What you should do:
Line count for "Добавить": state how many lines of the data below include it, and output nothing more.

(Saved entries)
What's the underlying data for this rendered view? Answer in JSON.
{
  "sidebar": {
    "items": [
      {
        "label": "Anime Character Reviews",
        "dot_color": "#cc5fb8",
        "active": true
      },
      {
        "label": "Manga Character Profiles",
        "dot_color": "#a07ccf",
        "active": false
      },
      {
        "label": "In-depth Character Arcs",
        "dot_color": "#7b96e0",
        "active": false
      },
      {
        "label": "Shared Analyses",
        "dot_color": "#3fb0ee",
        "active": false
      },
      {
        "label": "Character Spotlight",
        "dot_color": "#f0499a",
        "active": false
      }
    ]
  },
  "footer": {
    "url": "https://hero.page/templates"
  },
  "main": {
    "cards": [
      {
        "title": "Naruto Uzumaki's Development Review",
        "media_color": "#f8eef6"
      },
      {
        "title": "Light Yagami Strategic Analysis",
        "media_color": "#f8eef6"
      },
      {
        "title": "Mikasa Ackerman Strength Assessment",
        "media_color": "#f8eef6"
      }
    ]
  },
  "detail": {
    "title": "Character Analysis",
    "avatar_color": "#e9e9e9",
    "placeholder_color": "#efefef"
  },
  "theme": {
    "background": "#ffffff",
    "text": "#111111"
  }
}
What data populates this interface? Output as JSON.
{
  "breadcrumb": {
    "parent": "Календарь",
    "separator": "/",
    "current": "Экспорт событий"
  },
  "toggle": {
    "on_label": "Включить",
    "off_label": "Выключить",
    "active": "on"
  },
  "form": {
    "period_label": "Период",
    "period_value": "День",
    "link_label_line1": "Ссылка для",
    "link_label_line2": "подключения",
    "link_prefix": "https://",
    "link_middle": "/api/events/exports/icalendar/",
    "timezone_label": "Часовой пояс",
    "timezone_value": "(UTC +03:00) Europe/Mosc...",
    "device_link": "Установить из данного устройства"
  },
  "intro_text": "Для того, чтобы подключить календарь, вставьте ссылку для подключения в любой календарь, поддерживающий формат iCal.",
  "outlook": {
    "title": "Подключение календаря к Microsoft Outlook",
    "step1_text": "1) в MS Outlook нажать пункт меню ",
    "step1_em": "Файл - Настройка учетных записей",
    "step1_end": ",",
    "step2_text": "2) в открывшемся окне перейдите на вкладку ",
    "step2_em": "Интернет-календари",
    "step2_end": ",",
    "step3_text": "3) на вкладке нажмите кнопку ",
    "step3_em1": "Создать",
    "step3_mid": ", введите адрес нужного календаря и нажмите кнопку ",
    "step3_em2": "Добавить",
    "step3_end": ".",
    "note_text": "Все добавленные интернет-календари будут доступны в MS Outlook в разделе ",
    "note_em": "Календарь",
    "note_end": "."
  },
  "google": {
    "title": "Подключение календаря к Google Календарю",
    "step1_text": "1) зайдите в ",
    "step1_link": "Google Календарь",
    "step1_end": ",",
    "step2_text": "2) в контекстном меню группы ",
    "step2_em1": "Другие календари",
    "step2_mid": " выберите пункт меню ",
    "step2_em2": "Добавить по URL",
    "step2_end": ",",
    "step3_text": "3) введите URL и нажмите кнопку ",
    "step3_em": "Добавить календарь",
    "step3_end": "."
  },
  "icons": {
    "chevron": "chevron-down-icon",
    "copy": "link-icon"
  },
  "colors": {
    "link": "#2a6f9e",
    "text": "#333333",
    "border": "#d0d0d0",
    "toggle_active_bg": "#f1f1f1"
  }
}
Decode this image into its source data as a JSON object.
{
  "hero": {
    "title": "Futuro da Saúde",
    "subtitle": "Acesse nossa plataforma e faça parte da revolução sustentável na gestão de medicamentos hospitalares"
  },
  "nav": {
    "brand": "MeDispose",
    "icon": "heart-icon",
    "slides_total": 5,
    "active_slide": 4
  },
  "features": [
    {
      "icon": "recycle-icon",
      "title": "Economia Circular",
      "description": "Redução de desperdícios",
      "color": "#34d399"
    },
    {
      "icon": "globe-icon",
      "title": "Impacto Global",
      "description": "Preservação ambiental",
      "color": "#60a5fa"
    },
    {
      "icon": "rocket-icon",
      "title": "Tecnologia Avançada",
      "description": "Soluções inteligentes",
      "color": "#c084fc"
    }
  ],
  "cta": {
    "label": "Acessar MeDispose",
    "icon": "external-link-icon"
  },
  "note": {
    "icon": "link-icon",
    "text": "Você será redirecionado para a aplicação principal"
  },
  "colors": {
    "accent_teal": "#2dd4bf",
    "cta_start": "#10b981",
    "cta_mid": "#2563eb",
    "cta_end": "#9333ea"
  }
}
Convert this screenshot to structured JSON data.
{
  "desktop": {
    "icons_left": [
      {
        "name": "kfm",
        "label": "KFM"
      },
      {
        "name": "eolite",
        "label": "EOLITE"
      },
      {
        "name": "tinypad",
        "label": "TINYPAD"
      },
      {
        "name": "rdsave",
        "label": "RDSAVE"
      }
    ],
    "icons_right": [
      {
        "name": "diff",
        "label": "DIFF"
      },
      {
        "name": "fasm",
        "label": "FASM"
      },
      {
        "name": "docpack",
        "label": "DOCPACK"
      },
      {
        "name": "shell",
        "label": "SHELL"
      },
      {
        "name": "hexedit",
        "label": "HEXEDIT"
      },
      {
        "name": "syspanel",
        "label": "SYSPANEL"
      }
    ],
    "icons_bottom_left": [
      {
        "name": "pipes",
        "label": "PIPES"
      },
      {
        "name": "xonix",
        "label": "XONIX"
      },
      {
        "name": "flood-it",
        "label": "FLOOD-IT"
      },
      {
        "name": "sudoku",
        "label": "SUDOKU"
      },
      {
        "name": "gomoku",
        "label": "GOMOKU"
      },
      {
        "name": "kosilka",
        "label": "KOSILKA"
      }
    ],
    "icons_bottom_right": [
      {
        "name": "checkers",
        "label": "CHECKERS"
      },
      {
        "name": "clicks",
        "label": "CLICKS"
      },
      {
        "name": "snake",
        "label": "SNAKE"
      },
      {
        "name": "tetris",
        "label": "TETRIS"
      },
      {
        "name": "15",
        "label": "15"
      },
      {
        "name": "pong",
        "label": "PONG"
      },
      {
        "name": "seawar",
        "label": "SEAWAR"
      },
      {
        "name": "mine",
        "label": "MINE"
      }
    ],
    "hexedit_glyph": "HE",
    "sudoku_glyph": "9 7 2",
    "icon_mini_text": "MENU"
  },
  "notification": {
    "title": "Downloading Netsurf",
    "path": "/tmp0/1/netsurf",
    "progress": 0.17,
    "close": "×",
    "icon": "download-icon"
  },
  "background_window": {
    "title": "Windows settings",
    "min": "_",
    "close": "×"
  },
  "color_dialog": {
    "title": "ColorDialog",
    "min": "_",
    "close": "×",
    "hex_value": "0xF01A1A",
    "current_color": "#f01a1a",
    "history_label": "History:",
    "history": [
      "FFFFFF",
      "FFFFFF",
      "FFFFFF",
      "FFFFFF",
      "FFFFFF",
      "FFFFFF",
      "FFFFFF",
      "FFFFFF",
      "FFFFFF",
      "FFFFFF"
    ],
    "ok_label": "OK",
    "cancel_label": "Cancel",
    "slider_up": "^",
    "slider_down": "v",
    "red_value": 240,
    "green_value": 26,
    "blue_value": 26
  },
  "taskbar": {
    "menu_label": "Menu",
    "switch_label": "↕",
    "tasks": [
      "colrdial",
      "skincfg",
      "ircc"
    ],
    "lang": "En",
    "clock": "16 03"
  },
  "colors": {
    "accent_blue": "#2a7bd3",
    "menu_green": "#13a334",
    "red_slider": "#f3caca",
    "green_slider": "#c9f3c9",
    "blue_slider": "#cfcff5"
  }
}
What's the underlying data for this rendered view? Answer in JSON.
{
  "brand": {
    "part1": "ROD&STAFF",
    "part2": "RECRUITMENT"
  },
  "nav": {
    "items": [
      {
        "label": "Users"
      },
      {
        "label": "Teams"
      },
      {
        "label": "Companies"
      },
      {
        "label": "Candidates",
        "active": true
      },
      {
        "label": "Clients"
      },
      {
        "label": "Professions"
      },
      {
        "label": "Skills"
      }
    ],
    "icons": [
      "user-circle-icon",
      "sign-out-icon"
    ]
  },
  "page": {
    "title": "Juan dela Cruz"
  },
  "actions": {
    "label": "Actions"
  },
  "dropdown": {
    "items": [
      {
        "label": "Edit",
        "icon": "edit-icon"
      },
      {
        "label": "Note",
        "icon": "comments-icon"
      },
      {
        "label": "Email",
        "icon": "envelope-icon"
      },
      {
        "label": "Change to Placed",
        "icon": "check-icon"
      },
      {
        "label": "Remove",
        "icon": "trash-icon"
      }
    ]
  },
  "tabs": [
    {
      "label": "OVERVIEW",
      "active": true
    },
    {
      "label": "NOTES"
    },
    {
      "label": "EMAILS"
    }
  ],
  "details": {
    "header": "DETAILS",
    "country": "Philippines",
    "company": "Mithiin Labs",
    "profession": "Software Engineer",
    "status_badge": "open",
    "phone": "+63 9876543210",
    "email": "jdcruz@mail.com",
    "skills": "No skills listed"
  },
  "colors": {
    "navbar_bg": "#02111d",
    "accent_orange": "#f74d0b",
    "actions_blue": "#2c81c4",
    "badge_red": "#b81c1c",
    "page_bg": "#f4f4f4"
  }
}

Solution to this exercise:
3